(Data)
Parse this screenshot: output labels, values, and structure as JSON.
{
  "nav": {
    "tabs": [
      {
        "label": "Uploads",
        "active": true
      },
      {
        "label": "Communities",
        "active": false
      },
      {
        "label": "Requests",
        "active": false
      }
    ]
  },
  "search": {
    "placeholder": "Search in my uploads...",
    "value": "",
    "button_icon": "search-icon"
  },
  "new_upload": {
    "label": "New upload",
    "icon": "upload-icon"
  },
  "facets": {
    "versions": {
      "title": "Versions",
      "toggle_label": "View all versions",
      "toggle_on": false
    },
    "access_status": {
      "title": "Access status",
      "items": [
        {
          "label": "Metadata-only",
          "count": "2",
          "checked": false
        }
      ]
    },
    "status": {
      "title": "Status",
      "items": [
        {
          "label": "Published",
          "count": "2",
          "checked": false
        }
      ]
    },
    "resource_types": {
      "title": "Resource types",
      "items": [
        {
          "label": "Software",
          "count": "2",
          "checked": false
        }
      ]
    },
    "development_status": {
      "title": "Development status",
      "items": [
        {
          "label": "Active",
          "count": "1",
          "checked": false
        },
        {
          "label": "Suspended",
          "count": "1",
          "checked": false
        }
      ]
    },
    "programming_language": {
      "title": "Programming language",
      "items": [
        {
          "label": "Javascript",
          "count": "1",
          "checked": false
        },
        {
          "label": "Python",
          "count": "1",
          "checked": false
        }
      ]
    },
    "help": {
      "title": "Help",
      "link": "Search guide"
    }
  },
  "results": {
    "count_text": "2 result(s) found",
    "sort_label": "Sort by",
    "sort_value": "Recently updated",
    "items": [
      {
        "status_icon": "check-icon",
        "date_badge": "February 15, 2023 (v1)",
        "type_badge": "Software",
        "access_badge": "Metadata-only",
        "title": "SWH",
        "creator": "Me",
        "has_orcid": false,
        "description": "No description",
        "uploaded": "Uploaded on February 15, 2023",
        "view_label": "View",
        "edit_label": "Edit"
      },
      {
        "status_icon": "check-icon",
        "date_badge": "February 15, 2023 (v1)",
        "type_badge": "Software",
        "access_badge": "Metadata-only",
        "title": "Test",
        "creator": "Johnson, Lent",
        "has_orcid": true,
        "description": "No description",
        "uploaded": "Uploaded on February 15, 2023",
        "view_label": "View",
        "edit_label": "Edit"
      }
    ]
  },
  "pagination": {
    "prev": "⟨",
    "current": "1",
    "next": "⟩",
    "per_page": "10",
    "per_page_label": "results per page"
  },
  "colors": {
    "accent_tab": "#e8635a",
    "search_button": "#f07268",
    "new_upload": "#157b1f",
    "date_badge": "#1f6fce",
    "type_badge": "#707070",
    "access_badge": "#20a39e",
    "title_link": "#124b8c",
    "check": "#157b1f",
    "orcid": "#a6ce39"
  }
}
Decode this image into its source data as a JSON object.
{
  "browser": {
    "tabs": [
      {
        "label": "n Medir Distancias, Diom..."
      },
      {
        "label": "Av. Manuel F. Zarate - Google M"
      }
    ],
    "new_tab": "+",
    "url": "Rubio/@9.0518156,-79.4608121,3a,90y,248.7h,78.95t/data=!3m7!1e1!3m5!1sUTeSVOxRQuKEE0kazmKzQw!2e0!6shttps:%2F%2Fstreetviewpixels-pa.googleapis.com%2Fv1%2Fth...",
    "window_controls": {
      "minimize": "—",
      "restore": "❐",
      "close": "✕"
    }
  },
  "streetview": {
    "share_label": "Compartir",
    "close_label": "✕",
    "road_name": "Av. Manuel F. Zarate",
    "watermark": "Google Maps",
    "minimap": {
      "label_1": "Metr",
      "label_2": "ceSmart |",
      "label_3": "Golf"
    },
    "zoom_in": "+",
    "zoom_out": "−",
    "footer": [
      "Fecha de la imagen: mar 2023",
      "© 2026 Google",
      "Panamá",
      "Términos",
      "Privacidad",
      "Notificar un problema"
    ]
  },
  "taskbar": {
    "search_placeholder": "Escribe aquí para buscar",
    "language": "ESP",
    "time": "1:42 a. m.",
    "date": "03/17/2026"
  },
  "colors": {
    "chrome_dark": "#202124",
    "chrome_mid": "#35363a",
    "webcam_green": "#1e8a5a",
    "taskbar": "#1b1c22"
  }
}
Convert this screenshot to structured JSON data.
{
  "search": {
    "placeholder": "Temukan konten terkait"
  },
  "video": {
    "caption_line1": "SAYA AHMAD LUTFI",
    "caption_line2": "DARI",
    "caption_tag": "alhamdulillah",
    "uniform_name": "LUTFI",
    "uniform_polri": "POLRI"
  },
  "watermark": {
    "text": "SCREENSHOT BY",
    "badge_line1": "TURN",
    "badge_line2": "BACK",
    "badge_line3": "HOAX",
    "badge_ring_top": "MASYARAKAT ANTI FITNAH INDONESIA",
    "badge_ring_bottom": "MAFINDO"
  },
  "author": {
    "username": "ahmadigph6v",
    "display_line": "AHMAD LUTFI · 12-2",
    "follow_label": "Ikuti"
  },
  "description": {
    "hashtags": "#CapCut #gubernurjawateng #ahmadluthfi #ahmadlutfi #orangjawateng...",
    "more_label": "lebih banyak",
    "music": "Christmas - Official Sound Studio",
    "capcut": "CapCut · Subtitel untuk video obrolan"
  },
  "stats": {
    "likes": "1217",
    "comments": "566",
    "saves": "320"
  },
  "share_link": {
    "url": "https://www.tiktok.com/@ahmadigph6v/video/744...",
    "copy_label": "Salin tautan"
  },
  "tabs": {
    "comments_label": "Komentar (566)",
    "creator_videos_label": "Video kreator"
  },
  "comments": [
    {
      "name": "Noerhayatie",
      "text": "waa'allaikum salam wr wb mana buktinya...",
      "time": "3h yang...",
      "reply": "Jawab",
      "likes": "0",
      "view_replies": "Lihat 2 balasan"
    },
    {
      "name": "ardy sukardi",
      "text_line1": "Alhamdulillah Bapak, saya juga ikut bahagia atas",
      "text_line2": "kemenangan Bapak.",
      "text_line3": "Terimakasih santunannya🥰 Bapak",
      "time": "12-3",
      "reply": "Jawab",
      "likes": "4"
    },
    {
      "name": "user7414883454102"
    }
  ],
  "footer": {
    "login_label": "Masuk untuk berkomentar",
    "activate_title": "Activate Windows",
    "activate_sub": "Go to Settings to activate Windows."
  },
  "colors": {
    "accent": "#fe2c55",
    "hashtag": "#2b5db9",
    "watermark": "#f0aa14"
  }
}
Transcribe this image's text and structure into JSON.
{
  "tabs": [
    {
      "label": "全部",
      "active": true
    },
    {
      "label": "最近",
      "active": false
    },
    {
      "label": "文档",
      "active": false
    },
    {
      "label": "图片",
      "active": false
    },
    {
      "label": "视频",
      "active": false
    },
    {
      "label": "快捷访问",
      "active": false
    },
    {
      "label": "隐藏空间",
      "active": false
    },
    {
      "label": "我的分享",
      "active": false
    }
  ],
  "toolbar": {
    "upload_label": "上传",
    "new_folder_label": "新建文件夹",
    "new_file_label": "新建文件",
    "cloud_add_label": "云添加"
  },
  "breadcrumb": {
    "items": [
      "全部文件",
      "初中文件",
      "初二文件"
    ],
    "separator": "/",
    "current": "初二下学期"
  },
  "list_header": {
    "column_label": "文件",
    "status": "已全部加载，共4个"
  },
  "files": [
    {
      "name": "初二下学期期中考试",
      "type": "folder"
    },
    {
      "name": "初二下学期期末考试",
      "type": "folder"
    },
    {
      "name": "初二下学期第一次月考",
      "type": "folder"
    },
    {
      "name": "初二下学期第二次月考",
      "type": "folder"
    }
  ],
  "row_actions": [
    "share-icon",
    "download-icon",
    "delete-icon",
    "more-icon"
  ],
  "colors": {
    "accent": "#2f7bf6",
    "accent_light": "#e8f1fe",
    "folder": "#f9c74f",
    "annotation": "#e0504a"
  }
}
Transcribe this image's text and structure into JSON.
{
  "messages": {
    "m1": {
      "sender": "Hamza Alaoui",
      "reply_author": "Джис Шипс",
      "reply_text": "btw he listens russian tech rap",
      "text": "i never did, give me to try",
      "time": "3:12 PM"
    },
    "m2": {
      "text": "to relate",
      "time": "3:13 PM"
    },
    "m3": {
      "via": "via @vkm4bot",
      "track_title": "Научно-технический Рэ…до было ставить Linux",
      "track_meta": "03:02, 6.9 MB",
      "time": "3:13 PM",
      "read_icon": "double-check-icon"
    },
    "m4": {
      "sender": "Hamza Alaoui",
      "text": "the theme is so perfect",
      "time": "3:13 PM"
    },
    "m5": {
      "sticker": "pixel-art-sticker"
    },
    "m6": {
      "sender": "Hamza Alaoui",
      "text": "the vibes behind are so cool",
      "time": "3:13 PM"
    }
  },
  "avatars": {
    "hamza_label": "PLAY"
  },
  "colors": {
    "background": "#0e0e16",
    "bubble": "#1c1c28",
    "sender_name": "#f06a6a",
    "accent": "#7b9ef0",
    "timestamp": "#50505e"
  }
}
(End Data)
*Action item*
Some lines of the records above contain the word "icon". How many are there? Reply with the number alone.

*Written answer*
9